Segment Start: Data

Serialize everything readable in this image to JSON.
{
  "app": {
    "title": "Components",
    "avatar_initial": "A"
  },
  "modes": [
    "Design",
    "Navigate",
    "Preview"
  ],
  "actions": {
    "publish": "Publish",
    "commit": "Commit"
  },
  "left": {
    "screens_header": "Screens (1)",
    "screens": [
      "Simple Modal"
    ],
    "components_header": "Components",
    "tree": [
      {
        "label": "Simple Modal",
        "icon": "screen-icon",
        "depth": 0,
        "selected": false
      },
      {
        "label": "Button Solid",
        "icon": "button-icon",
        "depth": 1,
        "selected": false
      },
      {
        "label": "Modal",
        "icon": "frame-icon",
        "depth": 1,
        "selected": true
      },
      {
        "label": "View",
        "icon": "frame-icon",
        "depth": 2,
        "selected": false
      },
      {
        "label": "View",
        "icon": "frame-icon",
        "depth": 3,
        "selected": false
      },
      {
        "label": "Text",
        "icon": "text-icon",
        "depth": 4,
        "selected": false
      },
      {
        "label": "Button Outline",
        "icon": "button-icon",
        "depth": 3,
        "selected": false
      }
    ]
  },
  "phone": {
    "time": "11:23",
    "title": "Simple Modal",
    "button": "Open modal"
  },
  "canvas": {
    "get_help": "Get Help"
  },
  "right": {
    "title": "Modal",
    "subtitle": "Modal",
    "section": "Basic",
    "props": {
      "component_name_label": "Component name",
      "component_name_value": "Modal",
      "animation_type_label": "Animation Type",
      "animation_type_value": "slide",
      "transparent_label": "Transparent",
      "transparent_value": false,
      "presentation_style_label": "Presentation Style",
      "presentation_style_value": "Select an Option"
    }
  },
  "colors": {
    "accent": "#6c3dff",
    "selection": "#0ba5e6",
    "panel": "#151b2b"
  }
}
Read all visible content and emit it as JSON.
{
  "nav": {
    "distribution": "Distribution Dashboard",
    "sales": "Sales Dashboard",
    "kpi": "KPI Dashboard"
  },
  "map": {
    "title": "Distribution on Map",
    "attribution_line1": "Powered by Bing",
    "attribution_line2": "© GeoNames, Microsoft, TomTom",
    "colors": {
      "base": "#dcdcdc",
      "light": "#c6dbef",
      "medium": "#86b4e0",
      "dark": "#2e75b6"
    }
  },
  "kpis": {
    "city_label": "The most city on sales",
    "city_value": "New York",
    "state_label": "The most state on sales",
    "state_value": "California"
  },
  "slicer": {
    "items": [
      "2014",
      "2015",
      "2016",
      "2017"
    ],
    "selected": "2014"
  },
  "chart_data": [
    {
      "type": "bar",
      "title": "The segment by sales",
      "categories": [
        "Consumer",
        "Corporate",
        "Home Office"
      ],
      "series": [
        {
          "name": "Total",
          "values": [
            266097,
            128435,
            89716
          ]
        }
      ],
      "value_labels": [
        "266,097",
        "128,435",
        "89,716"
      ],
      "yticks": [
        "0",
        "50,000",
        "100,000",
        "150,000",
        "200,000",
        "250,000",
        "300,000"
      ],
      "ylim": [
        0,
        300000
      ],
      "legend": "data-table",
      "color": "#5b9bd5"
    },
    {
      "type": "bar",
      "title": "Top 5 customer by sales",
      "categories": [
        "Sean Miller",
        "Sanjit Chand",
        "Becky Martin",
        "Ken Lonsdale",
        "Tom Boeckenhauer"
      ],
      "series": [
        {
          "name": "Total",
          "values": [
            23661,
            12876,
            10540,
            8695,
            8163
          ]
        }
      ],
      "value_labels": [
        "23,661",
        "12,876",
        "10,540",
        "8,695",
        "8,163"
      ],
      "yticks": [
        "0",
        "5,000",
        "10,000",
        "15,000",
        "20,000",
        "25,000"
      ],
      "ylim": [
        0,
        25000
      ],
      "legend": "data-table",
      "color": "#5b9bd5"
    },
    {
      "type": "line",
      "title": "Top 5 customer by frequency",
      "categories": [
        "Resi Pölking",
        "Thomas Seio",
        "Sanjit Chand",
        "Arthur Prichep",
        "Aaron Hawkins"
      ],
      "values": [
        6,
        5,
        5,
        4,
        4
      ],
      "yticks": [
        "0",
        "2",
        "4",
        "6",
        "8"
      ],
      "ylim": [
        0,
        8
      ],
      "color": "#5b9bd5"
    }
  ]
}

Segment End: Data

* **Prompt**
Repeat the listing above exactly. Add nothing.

* **Task response**
Serialize everything readable in this image to JSON.
{
  "app": {
    "title": "Components",
    "avatar_initial": "A"
  },
  "modes": [
    "Design",
    "Navigate",
    "Preview"
  ],
  "actions": {
    "publish": "Publish",
    "commit": "Commit"
  },
  "left": {
    "screens_header": "Screens (1)",
    "screens": [
      "Simple Modal"
    ],
    "components_header": "Components",
    "tree": [
      {
        "label": "Simple Modal",
        "icon": "screen-icon",
        "depth": 0,
        "selected": false
      },
      {
        "label": "Button Solid",
        "icon": "button-icon",
        "depth": 1,
        "selected": false
      },
      {
        "label": "Modal",
        "icon": "frame-icon",
        "depth": 1,
        "selected": true
      },
      {
        "label": "View",
        "icon": "frame-icon",
        "depth": 2,
        "selected": false
      },
      {
        "label": "View",
        "icon": "frame-icon",
        "depth": 3,
        "selected": false
      },
      {
        "label": "Text",
        "icon": "text-icon",
        "depth": 4,
        "selected": false
      },
      {
        "label": "Button Outline",
        "icon": "button-icon",
        "depth": 3,
        "selected": false
      }
    ]
  },
  "phone": {
    "time": "11:23",
    "title": "Simple Modal",
    "button": "Open modal"
  },
  "canvas": {
    "get_help": "Get Help"
  },
  "right": {
    "title": "Modal",
    "subtitle": "Modal",
    "section": "Basic",
    "props": {
      "component_name_label": "Component name",
      "component_name_value": "Modal",
      "animation_type_label": "Animation Type",
      "animation_type_value": "slide",
      "transparent_label": "Transparent",
      "transparent_value": false,
      "presentation_style_label": "Presentation Style",
      "presentation_style_value": "Select an Option"
    }
  },
  "colors": {
    "accent": "#6c3dff",
    "selection": "#0ba5e6",
    "panel": "#151b2b"
  }
}
Read all visible content and emit it as JSON.
{
  "nav": {
    "distribution": "Distribution Dashboard",
    "sales": "Sales Dashboard",
    "kpi": "KPI Dashboard"
  },
  "map": {
    "title": "Distribution on Map",
    "attribution_line1": "Powered by Bing",
    "attribution_line2": "© GeoNames, Microsoft, TomTom",
    "colors": {
      "base": "#dcdcdc",
      "light": "#c6dbef",
      "medium": "#86b4e0",
      "dark": "#2e75b6"
    }
  },
  "kpis": {
    "city_label": "The most city on sales",
    "city_value": "New York",
    "state_label": "The most state on sales",
    "state_value": "California"
  },
  "slicer": {
    "items": [
      "2014",
      "2015",
      "2016",
      "2017"
    ],
    "selected": "2014"
  },
  "chart_data": [
    {
      "type": "bar",
      "title": "The segment by sales",
      "categories": [
        "Consumer",
        "Corporate",
        "Home Office"
      ],
      "series": [
        {
          "name": "Total",
          "values": [
            266097,
            128435,
            89716
          ]
        }
      ],
      "value_labels": [
        "266,097",
        "128,435",
        "89,716"
      ],
      "yticks": [
        "0",
        "50,000",
        "100,000",
        "150,000",
        "200,000",
        "250,000",
        "300,000"
      ],
      "ylim": [
        0,
        300000
      ],
      "legend": "data-table",
      "color": "#5b9bd5"
    },
    {
      "type": "bar",
      "title": "Top 5 customer by sales",
      "categories": [
        "Sean Miller",
        "Sanjit Chand",
        "Becky Martin",
        "Ken Lonsdale",
        "Tom Boeckenhauer"
      ],
      "series": [
        {
          "name": "Total",
          "values": [
            23661,
            12876,
            10540,
            8695,
            8163
          ]
        }
      ],
      "value_labels": [
        "23,661",
        "12,876",
        "10,540",
        "8,695",
        "8,163"
      ],
      "yticks": [
        "0",
        "5,000",
        "10,000",
        "15,000",
        "20,000",
        "25,000"
      ],
      "ylim": [
        0,
        25000
      ],
      "legend": "data-table",
      "color": "#5b9bd5"
    },
    {
      "type": "line",
      "title": "Top 5 customer by frequency",
      "categories": [
        "Resi Pölking",
        "Thomas Seio",
        "Sanjit Chand",
        "Arthur Prichep",
        "Aaron Hawkins"
      ],
      "values": [
        6,
        5,
        5,
        4,
        4
      ],
      "yticks": [
        "0",
        "2",
        "4",
        "6",
        "8"
      ],
      "ylim": [
        0,
        8
      ],
      "color": "#5b9bd5"
    }
  ]
}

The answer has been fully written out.